This medicine may be harmful if swallowed. If someone has overdosed and has serious symptoms such as passing out or trouble breathing, call 911. Otherwise, call a poison control center right away. US residents can call their local poison control center at 1-800-222-1222. Canada residents can call a provincial poison control center. Symptoms of overdose may include: mental/mood changes (such as restlessness, agitation), severe drowsiness, seizures, irregular heartbeat.
Do not share this medication with others.
Laboratory and/or medical tests may be performed periodically to monitor your progress or to check for side effects. Consult your doctor for more details.

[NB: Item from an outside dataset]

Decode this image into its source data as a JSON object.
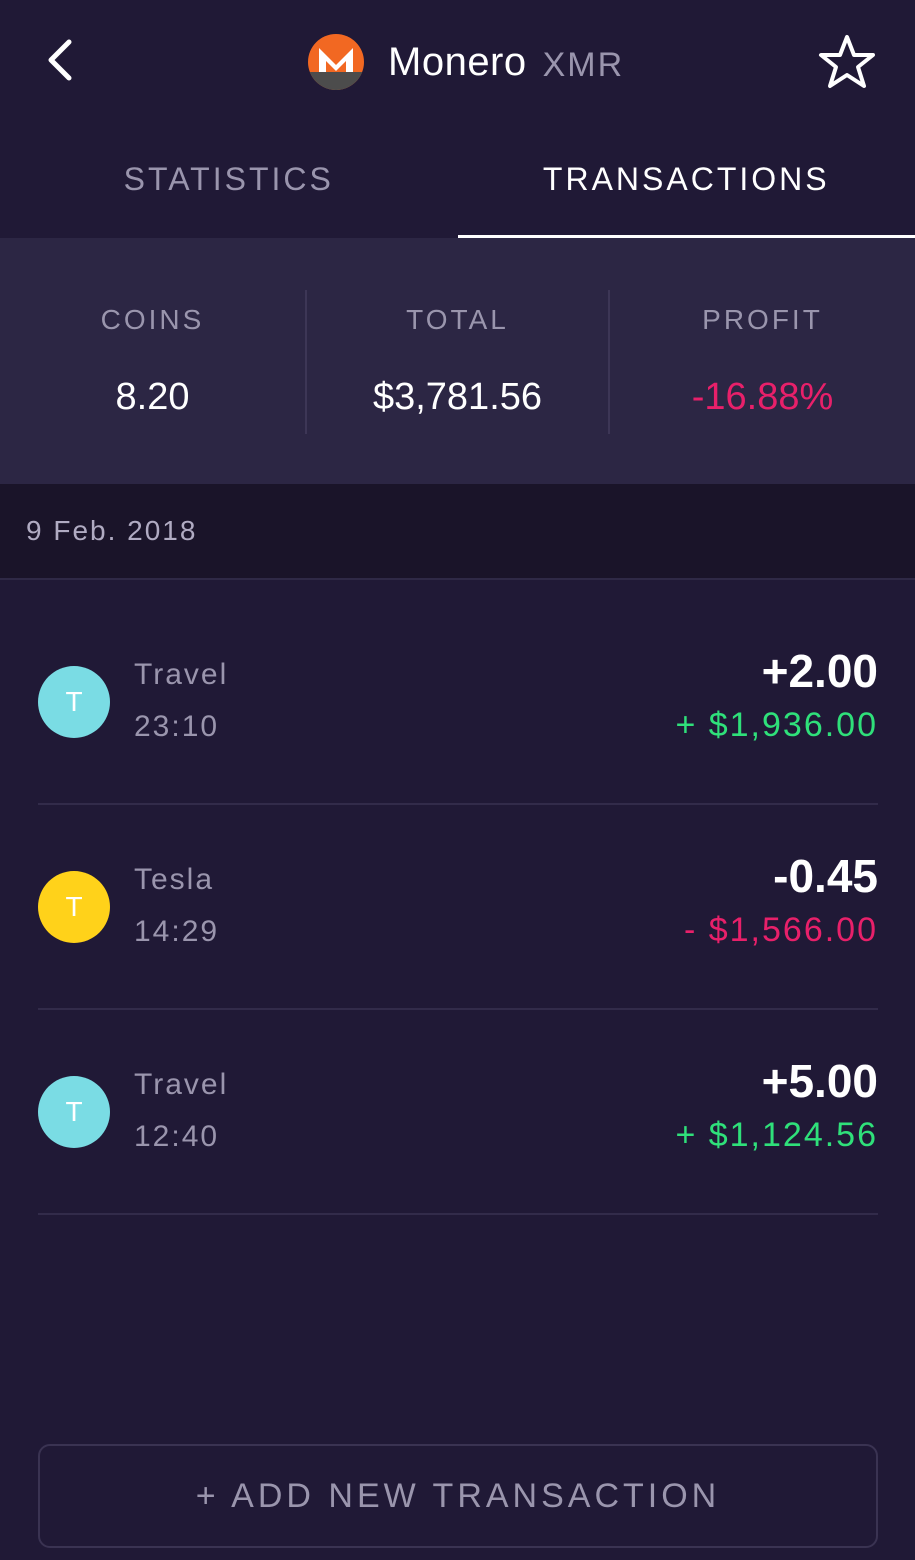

If you miss a dose, use it as soon as you remember. If it is near the time of the next dose, skip the missed dose. Use your next dose at the regular time. Do not double the dose to catch up.
Store at room temperature away from light and moisture. Do not store in the bathroom. Keep all medications away from children and pets.
Do not flush medications down the toilet or pour them into a drain unless instructed to do so. Properly discard this product when it is expired or no longer needed. Consult your pharmacist or local waste disposal company.Information last revised October 2018. Copyright(c) 2018 First Databank, Inc.
- No data.
- No data.
Are you taking Compazine Suppository, Rectal?
Are you considering switching to Compazine Suppository, Rectal?
How satisfied are you with the results?
Are you planning to see a doctor about switching your medication?
How long have you been taking Compazine Suppository, Rectal?
Are you planning to see a doctor about switching your medication?
Thanks for taking our survey!
Recommended For YouFind a doctor near you